| DIRECTIONS |
Exactly as they appear, set down all of the records.

| RECORDS FOR THE TASK |
* * * *

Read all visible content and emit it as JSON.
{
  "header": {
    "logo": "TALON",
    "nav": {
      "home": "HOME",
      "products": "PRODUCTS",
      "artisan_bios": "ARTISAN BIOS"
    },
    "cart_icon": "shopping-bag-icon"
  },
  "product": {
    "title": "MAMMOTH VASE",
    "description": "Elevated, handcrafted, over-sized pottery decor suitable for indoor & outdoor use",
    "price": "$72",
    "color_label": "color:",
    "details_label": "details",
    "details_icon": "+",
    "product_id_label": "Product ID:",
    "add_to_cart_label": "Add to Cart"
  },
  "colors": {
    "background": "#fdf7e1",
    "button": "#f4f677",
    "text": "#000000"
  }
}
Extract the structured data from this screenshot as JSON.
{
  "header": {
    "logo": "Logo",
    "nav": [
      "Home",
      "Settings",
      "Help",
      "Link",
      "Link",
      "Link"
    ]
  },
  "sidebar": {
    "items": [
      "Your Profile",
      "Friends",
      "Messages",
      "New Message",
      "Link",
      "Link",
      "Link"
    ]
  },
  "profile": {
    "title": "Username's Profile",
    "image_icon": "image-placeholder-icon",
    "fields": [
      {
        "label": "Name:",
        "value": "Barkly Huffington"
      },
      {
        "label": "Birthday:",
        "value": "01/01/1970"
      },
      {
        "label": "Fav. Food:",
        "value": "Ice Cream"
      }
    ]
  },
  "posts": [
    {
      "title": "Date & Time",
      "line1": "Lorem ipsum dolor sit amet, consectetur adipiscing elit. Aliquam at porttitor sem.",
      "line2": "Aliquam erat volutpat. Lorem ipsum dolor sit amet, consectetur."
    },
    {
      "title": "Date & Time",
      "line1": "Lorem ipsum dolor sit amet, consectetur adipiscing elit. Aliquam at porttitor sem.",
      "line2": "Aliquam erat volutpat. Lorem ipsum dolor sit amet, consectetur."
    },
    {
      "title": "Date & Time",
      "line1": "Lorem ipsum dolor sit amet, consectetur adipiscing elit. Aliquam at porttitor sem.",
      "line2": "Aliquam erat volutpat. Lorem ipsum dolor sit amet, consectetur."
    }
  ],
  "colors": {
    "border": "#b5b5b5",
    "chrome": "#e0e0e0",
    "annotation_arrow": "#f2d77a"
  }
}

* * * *

| RESULT |
Read all visible content and emit it as JSON.
{
  "header": {
    "logo": "TALON",
    "nav": {
      "home": "HOME",
      "products": "PRODUCTS",
      "artisan_bios": "ARTISAN BIOS"
    },
    "cart_icon": "shopping-bag-icon"
  },
  "product": {
    "title": "MAMMOTH VASE",
    "description": "Elevated, handcrafted, over-sized pottery decor suitable for indoor & outdoor use",
    "price": "$72",
    "color_label": "color:",
    "details_label": "details",
    "details_icon": "+",
    "product_id_label": "Product ID:",
    "add_to_cart_label": "Add to Cart"
  },
  "colors": {
    "background": "#fdf7e1",
    "button": "#f4f677",
    "text": "#000000"
  }
}
Extract the structured data from this screenshot as JSON.
{
  "header": {
    "logo": "Logo",
    "nav": [
      "Home",
      "Settings",
      "Help",
      "Link",
      "Link",
      "Link"
    ]
  },
  "sidebar": {
    "items": [
      "Your Profile",
      "Friends",
      "Messages",
      "New Message",
      "Link",
      "Link",
      "Link"
    ]
  },
  "profile": {
    "title": "Username's Profile",
    "image_icon": "image-placeholder-icon",
    "fields": [
      {
        "label": "Name:",
        "value": "Barkly Huffington"
      },
      {
        "label": "Birthday:",
        "value": "01/01/1970"
      },
      {
        "label": "Fav. Food:",
        "value": "Ice Cream"
      }
    ]
  },
  "posts": [
    {
      "title": "Date & Time",
      "line1": "Lorem ipsum dolor sit amet, consectetur adipiscing elit. Aliquam at porttitor sem.",
      "line2": "Aliquam erat volutpat. Lorem ipsum dolor sit amet, consectetur."
    },
    {
      "title": "Date & Time",
      "line1": "Lorem ipsum dolor sit amet, consectetur adipiscing elit. Aliquam at porttitor sem.",
      "line2": "Aliquam erat volutpat. Lorem ipsum dolor sit amet, consectetur."
    },
    {
      "title": "Date & Time",
      "line1": "Lorem ipsum dolor sit amet, consectetur adipiscing elit. Aliquam at porttitor sem.",
      "line2": "Aliquam erat volutpat. Lorem ipsum dolor sit amet, consectetur."
    }
  ],
  "colors": {
    "border": "#b5b5b5",
    "chrome": "#e0e0e0",
    "annotation_arrow": "#f2d77a"
  }
}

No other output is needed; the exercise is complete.